Items from an interface collection
§ §
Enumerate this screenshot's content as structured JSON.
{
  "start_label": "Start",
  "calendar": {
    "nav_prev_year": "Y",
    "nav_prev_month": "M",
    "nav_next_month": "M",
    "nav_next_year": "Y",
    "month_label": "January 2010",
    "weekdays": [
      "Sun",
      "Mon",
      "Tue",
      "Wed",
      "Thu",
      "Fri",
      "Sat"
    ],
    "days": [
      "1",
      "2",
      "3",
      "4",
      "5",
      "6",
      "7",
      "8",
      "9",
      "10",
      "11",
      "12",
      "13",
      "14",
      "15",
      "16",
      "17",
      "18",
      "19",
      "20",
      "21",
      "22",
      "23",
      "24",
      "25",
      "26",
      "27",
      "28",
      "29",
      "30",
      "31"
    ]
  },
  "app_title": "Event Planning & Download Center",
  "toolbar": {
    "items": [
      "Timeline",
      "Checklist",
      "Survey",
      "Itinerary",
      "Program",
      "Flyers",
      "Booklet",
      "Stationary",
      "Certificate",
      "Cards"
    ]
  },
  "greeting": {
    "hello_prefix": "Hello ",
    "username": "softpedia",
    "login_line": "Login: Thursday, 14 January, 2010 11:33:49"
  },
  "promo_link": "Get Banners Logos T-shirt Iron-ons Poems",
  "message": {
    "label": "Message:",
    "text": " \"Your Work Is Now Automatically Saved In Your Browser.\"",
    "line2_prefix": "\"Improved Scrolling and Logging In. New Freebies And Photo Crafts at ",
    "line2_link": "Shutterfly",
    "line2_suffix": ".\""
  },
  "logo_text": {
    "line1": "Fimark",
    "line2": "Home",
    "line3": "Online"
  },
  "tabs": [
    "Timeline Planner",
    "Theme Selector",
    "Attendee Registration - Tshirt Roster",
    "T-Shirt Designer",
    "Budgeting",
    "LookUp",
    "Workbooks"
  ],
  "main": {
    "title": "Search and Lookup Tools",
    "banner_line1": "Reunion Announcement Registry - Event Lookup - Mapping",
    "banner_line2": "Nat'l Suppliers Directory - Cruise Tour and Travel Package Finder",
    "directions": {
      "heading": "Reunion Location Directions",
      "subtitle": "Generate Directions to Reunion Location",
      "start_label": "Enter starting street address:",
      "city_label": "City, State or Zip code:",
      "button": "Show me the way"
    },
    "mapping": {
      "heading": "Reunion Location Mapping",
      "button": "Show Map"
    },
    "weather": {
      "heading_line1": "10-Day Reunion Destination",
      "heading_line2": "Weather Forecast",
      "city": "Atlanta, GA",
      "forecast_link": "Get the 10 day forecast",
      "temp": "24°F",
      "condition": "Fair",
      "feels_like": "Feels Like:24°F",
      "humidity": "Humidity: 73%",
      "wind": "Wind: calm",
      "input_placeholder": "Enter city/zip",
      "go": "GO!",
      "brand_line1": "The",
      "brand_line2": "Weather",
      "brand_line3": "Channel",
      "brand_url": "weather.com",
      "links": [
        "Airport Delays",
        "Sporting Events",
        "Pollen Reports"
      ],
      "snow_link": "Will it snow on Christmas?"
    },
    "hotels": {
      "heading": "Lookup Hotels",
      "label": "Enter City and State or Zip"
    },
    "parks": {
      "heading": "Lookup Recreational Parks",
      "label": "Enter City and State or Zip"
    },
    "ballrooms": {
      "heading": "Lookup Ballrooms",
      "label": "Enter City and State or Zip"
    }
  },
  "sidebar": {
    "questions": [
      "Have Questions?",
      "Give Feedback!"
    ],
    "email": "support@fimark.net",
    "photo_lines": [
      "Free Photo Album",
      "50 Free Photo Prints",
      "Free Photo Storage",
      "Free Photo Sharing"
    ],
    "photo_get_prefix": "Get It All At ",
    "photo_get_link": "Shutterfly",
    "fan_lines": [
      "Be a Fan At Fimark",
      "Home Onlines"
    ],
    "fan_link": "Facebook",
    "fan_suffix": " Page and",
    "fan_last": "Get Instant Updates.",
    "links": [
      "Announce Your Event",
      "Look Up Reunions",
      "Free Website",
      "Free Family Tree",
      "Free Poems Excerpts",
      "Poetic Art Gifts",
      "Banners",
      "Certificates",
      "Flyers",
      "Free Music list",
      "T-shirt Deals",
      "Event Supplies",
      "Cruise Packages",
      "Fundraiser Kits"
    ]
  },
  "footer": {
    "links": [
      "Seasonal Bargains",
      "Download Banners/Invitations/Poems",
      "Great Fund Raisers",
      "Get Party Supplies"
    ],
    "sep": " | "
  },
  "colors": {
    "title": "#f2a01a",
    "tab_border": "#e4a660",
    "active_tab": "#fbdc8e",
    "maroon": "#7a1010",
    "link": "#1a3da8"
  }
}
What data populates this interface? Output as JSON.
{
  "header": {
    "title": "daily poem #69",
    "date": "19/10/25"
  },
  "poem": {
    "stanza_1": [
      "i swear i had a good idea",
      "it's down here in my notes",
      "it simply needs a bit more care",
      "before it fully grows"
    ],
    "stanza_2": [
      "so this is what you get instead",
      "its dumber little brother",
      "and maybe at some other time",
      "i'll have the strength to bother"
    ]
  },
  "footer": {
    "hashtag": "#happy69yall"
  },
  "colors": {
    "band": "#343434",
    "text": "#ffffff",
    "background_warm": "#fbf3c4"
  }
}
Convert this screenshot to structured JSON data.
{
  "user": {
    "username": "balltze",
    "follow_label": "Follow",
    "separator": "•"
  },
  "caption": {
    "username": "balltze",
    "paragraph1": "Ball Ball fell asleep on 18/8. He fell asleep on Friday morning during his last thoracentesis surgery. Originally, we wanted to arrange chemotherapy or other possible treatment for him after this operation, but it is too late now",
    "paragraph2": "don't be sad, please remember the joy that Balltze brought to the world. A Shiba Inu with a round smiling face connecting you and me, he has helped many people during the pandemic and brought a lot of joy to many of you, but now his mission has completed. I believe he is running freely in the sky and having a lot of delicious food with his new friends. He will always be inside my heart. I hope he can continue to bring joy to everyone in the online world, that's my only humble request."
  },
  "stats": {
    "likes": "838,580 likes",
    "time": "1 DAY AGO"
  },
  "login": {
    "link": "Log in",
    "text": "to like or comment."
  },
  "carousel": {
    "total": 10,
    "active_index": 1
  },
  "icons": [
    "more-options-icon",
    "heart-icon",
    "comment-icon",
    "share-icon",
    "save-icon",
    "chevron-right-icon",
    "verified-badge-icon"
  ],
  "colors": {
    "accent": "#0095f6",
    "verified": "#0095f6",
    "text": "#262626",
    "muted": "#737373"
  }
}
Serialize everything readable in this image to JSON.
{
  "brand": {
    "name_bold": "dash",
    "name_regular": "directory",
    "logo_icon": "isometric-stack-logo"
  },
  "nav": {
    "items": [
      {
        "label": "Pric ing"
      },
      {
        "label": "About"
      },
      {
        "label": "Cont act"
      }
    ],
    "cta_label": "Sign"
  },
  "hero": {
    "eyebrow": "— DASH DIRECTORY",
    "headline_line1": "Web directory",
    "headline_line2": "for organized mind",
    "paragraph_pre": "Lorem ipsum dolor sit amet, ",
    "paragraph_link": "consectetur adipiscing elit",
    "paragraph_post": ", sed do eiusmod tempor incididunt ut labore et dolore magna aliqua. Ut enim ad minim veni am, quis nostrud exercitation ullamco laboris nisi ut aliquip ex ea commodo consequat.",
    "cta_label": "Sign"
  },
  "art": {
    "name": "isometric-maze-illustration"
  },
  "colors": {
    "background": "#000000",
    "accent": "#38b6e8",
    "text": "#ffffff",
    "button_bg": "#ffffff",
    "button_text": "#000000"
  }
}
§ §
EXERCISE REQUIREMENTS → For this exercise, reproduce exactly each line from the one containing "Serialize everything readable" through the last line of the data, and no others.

TASK RESULT →
Serialize everything readable in this image to JSON.
{
  "brand": {
    "name_bold": "dash",
    "name_regular": "directory",
    "logo_icon": "isometric-stack-logo"
  },
  "nav": {
    "items": [
      {
        "label": "Pric ing"
      },
      {
        "label": "About"
      },
      {
        "label": "Cont act"
      }
    ],
    "cta_label": "Sign"
  },
  "hero": {
    "eyebrow": "— DASH DIRECTORY",
    "headline_line1": "Web directory",
    "headline_line2": "for organized mind",
    "paragraph_pre": "Lorem ipsum dolor sit amet, ",
    "paragraph_link": "consectetur adipiscing elit",
    "paragraph_post": ", sed do eiusmod tempor incididunt ut labore et dolore magna aliqua. Ut enim ad minim veni am, quis nostrud exercitation ullamco laboris nisi ut aliquip ex ea commodo consequat.",
    "cta_label": "Sign"
  },
  "art": {
    "name": "isometric-maze-illustration"
  },
  "colors": {
    "background": "#000000",
    "accent": "#38b6e8",
    "text": "#ffffff",
    "button_bg": "#ffffff",
    "button_text": "#000000"
  }
}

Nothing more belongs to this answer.